DCCC Davie Campus Students Explore Global Issues through Statistics Course
Nov. 30, 2012 – Students enrolled in an elementary statistics course at the Davie Campus of Davidson County Community College are bringing the world to campus thanks to a unique project that involved exploring global issues from several different countries.
The students were tasked with creating several websites that featured issues, such as human rights, geopolitics, environment, poverty, education and more. Now complete, students are presenting the projects via Web, allowing not only just their classmates to see, but the entire campus.
“I selected several different global issues, then gave students a survey at the beginning of the semester,” says Amanda Klinger, mathematics faculty member who led the class. “Based on the survey, they were placed into global issue groups, with each student choosing a different country.
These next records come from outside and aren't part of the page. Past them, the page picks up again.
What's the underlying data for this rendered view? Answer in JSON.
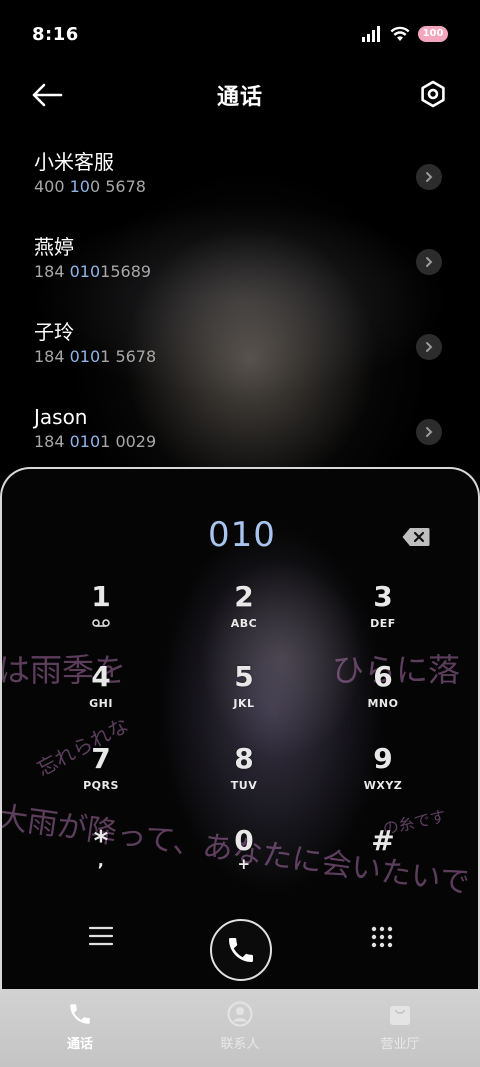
{
  "status_bar": {
    "time": "8:16",
    "battery": "100",
    "icons": [
      "signal-icon",
      "wifi-icon",
      "battery-icon"
    ]
  },
  "header": {
    "title": "通话",
    "back_icon": "back-arrow-icon",
    "settings_icon": "settings-hexagon-icon"
  },
  "contacts": [
    {
      "name": "小米客服",
      "number_pre": "400 ",
      "number_hl": "10",
      "number_mid": "0 ",
      "number_hl2": "",
      "number_post": "5678"
    },
    {
      "name": "燕婷",
      "number_pre": "184 ",
      "number_hl": "010",
      "number_mid": "",
      "number_hl2": "",
      "number_post": "15689"
    },
    {
      "name": "子玲",
      "number_pre": "184 ",
      "number_hl": "010",
      "number_mid": "1 ",
      "number_hl2": "",
      "number_post": "5678"
    },
    {
      "name": "Jason",
      "number_pre": "184 ",
      "number_hl": "010",
      "number_mid": "1 ",
      "number_hl2": "",
      "number_post": "0029"
    }
  ],
  "dialer": {
    "entered_number": "010",
    "keys": [
      {
        "digit": "1",
        "letters": ""
      },
      {
        "digit": "2",
        "letters": "ABC"
      },
      {
        "digit": "3",
        "letters": "DEF"
      },
      {
        "digit": "4",
        "letters": "GHI"
      },
      {
        "digit": "5",
        "letters": "JKL"
      },
      {
        "digit": "6",
        "letters": "MNO"
      },
      {
        "digit": "7",
        "letters": "PQRS"
      },
      {
        "digit": "8",
        "letters": "TUV"
      },
      {
        "digit": "9",
        "letters": "WXYZ"
      },
      {
        "digit": "*",
        "letters": ","
      },
      {
        "digit": "0",
        "letters": "+"
      },
      {
        "digit": "#",
        "letters": ""
      }
    ],
    "wallpaper_text": [
      "は雨季を",
      "ひらに落",
      "大雨が降って、あなたに会いたいで",
      "忘れられな",
      "の糸です"
    ]
  },
  "bottom_nav": [
    {
      "label": "通话",
      "icon": "phone-icon",
      "active": true
    },
    {
      "label": "联系人",
      "icon": "person-icon",
      "active": false
    },
    {
      "label": "营业厅",
      "icon": "shopping-bag-icon",
      "active": false
    }
  ],
  "colors": {
    "highlight": "#8fb4e8",
    "dial_number": "#a8c4ef",
    "nav_bg": "#c9c9c9",
    "battery": "#f3a6be"
  }
}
The students collected issue-specific data, analyzing it through different types of graphs and interpreted the data on the country they selected and compared it with other countries.”
Klinger says students worked on the projects throughout the semester by researching data online, and exporting it into Excel documents, which were then formed into visual graphs. The research, data and graphs were uploaded to a group website to create an online portfolio of the project, and now students are presenting these projects online.
“The students have learned a great deal more than elementary statistics as the course is titled,” Klinger says. “They were able to be creative, learn technology and work cooperatively. These skills, along with the statistics learned in the course, will give these students enhanced academics and cultural knowledge.”
Suzanne LaVenture, director of international education and instructor of Spanish, notes that all faculty have been encouraged to globalize their courses – and Klinger has truly taken advantage of the opportunities provided to help her do this. “She received a grant from World View from the University of North Carolina at Chapel Hill to globalize her statistics class,” LaVenture says. “She’s been an excellent role model for our faculty. Cultural literacy is a learning competency that all DCCC graduates are expected to have, and Amanda has shown how this can be done in any class – even statistics. Math is not a class that most people automatically think of as being ‘easily globalized,’ but she has shown how it can be done in a way that enriches the course and creates great enthusiasm in the students.”
Founded in 1963, Davidson County Community College is noted for its quality educational programs and services. As one of 58 institutions within the North Carolina Community College System, DCCC offers studies in more than 50 degree programs. A fully-accredited, multi-campus college, DCCC will celebrate its 50th anniversary in 2013. It is committed to developing minds, inspiring imaginations, and preparing students for enhanced career and educational opportunities within a changing global environment. Visit Davidson County Community College on the Web at davidsonccc.edu.